Don't recycle this! 

No-nos for recycling bins include the single-use plastic shopping bags that some local governments in South Carolina have banned. Mount Pleasant's ordinance, the state's most extensive so far, is set to take effect next year. 

While the bags are recyclable — and officials encourage taking them to bins outside many grocery stores — the facilities that sort residential recycling can't handle them.

"They float like paper but then twist and get caught in our equipment," Pope said. "We have to shut down once or twice a day and put people in protective clothing and harnesses" to retrieve the tangled bags.   

Sonoco's sorting facility is among several in South Carolina. Pratt Industries sorts what Spartanburg County and other Upstate governments collect. Charleston County has shipped about 218 truckloads monthly to Horry County's facility since August 2015 but is building a new facility of its own.

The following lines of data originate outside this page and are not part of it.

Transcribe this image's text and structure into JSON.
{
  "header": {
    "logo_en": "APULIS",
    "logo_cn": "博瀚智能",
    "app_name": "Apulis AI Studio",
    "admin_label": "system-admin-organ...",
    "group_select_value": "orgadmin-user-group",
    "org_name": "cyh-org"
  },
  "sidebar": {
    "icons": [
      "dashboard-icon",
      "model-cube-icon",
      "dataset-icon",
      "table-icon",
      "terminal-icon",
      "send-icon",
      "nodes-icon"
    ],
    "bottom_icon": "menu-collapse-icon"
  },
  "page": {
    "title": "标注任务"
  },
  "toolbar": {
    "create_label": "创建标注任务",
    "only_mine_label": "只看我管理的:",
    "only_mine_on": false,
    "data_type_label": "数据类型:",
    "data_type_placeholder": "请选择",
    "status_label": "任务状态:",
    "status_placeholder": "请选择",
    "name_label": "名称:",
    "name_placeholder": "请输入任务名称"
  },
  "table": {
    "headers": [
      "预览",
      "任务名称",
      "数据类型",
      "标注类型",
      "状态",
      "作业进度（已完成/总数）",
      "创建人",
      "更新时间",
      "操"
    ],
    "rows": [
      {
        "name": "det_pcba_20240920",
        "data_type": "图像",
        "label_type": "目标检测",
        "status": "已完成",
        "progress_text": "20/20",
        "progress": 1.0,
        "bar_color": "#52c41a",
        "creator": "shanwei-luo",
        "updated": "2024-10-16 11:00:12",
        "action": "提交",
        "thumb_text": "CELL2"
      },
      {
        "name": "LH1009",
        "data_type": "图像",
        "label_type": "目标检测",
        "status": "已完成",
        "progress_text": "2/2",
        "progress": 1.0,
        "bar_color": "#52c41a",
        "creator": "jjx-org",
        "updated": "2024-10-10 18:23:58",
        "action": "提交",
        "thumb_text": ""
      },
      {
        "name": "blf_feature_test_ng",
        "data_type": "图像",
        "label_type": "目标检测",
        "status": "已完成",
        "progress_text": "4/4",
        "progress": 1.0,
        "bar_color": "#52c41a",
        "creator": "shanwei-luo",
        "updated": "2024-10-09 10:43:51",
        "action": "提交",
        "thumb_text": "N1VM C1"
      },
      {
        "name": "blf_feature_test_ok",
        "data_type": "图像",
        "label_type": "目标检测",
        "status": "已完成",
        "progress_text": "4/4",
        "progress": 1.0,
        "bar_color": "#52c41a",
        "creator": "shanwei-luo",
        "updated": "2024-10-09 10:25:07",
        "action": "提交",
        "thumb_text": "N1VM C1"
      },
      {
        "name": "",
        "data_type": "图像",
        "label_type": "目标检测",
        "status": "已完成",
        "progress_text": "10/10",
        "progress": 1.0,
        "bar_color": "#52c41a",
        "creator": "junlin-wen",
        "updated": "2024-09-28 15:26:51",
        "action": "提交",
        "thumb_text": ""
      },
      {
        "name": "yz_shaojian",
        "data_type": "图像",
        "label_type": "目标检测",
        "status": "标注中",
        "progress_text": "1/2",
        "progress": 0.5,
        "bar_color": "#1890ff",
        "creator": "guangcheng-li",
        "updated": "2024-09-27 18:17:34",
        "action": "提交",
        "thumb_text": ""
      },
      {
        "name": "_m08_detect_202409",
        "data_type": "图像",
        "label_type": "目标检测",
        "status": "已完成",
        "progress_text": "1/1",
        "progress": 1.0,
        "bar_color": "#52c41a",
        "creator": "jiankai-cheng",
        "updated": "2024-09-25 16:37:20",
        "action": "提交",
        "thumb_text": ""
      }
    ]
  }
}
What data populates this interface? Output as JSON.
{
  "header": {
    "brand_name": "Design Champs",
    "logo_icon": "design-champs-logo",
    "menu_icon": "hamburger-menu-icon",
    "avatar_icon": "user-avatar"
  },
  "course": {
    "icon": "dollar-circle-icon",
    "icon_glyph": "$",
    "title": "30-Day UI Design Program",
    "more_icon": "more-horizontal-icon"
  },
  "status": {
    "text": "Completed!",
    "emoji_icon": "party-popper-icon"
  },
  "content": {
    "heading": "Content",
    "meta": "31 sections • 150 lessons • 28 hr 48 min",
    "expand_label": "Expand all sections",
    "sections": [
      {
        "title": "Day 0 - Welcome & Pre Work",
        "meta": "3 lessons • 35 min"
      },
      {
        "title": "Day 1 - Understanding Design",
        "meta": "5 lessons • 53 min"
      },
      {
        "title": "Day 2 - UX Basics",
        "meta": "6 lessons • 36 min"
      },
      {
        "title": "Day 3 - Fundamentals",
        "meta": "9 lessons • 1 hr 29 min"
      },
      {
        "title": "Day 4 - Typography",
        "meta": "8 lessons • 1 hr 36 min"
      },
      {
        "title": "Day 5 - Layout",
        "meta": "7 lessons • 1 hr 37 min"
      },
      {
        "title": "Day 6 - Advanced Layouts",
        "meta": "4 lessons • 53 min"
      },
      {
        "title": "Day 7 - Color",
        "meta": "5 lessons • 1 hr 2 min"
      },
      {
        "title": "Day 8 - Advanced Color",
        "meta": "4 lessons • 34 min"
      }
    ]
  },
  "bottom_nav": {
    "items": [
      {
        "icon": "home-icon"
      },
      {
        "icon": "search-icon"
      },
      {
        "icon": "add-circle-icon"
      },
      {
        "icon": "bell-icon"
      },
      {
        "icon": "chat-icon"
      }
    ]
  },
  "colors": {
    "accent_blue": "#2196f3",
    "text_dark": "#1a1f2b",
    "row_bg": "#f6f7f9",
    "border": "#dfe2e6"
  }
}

Like other local governments, Charleston County isn't making the revenue it once did on recycling. 

China's ban has driven prices down locally. But the biggest culprits are the "contaminants" — the unwanted plastics in loads — that lower the value of what can be recycled, according to the state's environmental agency, which has its own "recycle right" web page. 

Still, the benefits of a recycling program go beyond both local revenue and jobs, Swanson said. 

"The more recycling we do, the less likely we'll have to build another landfill," she said. "Let's keep as much out of the garbage as possible." 

Follow Seanna Adcox on Twitter at @seannaadcox_pc.

Assistant Columbia bureau chief

Adcox returned to The Post and Courier in October 2017 after 12 years covering the Statehouse for The Associated Press. She previously covered education for The P&C. She has also worked for The AP in Albany, N.Y., and for The Herald in Rock Hill.